Sign at the main road

When I got home I looked it up on Dr Google and found that it was for a very interesting burial chamber indeed. It is estimated to be around 3500 years old and the site was used for a long time - including by the Beaker people. The working day doesn't always give me half an hour to take a break (or have lunch) but I said to myself if I got the chance sometime I'd go down and take a look. As it happens, whilst there is a bit of walk from the main road, it only took me about 20 minutes to get there and back. It was a shame it was wet and grey day (and that my camera was acting up) but I took a few shots. It was well worth using 20 minutes of my day to pop down to see it.

As you walk down the road towards the site the first thing you see is a massive stone - known as a Gorsedd, or throne - which on the adjoining rise, which is associated with the chamber. The burial chamber is not well signposted (one sign is missing from one of the gates) but as you walk down the private road to the farm there is a swing (kissing) gate through to the public footpath (no real path), which at the time was pretty muddy. And fifty yards up from there is another gate (with the missing sign), go through this and then you should see the fenced off area of the chamber. This field was even wetter than the first one but it has been a very wet couple of weeks.

Capel Garmon 3
Current entrance into the barrow beneath the one remaining top stone.

There was no soul around though somehow one of the sheep from the surrounding field had somehow got in for a gander himself. Not sure how he'd got in through a swing gate. The chamber is of a type known as Severn-Cotswold construction and is one of the most northern examples of it (though Trefignath on Anglesey is of the same classification).

Capel Garmon 2
View out of the barrow from the first circular chamber

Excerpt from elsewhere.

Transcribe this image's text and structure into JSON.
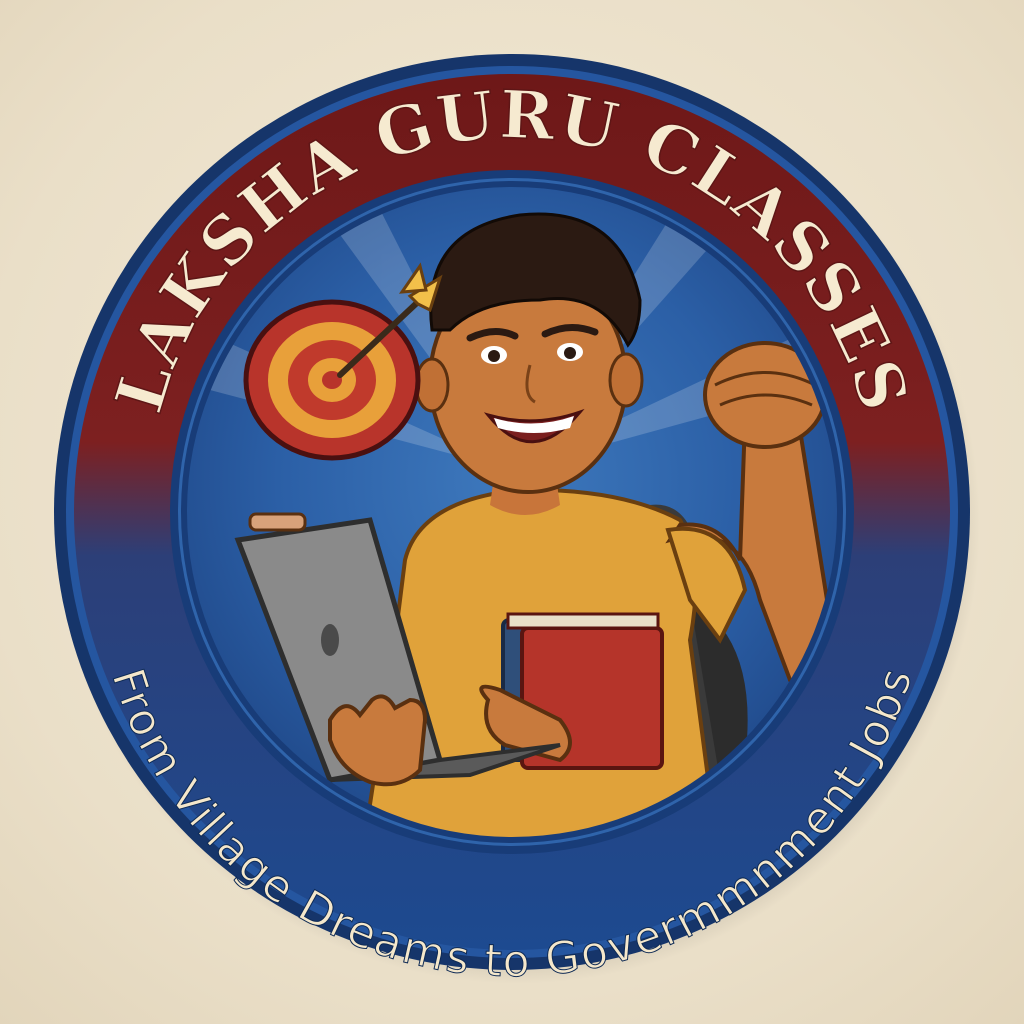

Capel Garmon 4
Second circular chamber, which is uncoverered

Capel Garmon 5
This would have been the original entrance into the barrow - with the two chambers either side at the end of the passage. The Gorsedd stone is on the rise in a straight line from this entrance to the chamber.

I'll definitely go and see it again when I get the chance. Preferably when my camera isn't acting up and on a blue sky and dry-underfoot kind of day. I'll also go and look at the Gorsedd.

It's got me fired up to keep an eye out for other ancient sites whilst I'm traveling around. And I've now found, for example, I've regularly driven past The Gop cairn hill which is the second largest Neolithic mound coming behind only Silbury Hill. I have never noticed it (or heard of it before). I also need to see how long it would take to get along to the Druids' Circle above Penmaenmawr; the Four Stones of Gwytherin; and the stones of Tal y Fan.

Unfortunately November on the run up towards Christmas and of course the shorter daylight… well all in all not ideal to try and fit these in now. Though I'll keep my eye out for any which are near a road side.